Something like this

Most of my attempts failed, either because the server returned a 404 Not Found, or because it had some security measure such as checking that I used a Googler account ("username@google.com") instead of a normal Google account.
But one of the websites I tried, "yaqs.googleplex.com", didn't check my username, nor had any other security measure.

The website's homepage redirected me to "/eng", and that page was pretty interesting, it had many links to different sections about Google services and infrastructure, but before I visited any section, I read something in the footer: "Google Confidential".

At that point I stopped poking at the website and reported the issue right away, without even thinking of a better way to show the vulnerability than with Burp (An easier proof of concept would've been writing this on a terminal: curl -k "https://yaqs.googleplex.com" --resolve "yaqs.googleplex.com:443:").
This was the report Google received:

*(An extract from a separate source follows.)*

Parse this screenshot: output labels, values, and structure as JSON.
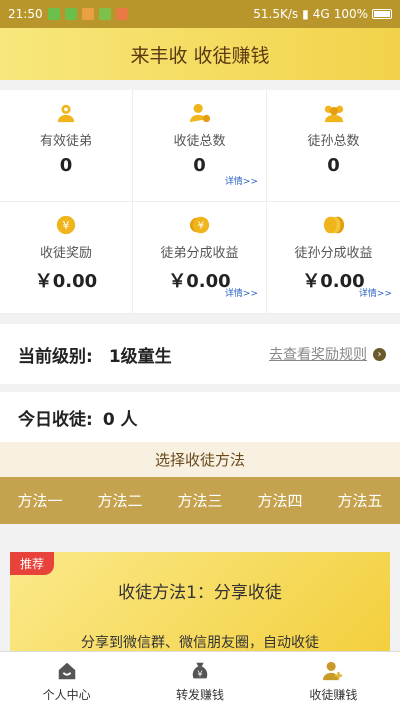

Summary: Google confidential page accessible from the outside by requesting it to App Engine directly

Steps to reproduce (Using Burp Suite):
1. Go to the Repeater tab
2. Set the target host to "www.appspot.com", the target port to "443" and check the "Use HTTPS" option
3. Write this raw HTTP request (Including the last two empty lines):
GET /eng HTTP/1.1
Host: yaqs.googleplex.com

4. Click "Go"

Attack scenario:
Anyone can access an internal Google website called YAQS that says "Google Confidential" in the footer.
I'm not sure what it is, I only accessed the homepage (Despite really wanting to take a look around), you can check the request logs (Should be the only one accessing from Uruguay, with IP address <REDACTED>).

Warnings shown:

Just a few hours after my report, the security team went through my report and confirmed it was valid.

I thought to myself "Cool, this is probably a small thing that isn't worth a dime, the website probably had some technical stuff about Google servers and nothing really important".
I don't know what did the website contain, but some weeks later I got an email right after getting out of school that said my report was worth much more than a dime...

So... I got $10,000 US dollars just for changing the Host header!!!

The bug has been fixed now, and, according to Google, the large reward was because they found a few variants that would have allowed an attacker access sensitive data.

Timeline (UTC-3)

July 11th, 10:13 AM - Initial report
July 11th, 02:44 PM - Report triaged
July 11th, 04:46 PM - Nice catch!
August 4th, 12:55 PM - Reward issued
August 5th, 05:07 PM - Out of curiosity, I asked why the reward was so large, and also if it was fixed and I could talk about it publicly
August 9th, 05:37 AM - Google replied


I am an Uruguayan high school student wanting to become a security researcher, you can send me an email to eze2307@gmail.com if you have any comments or questions.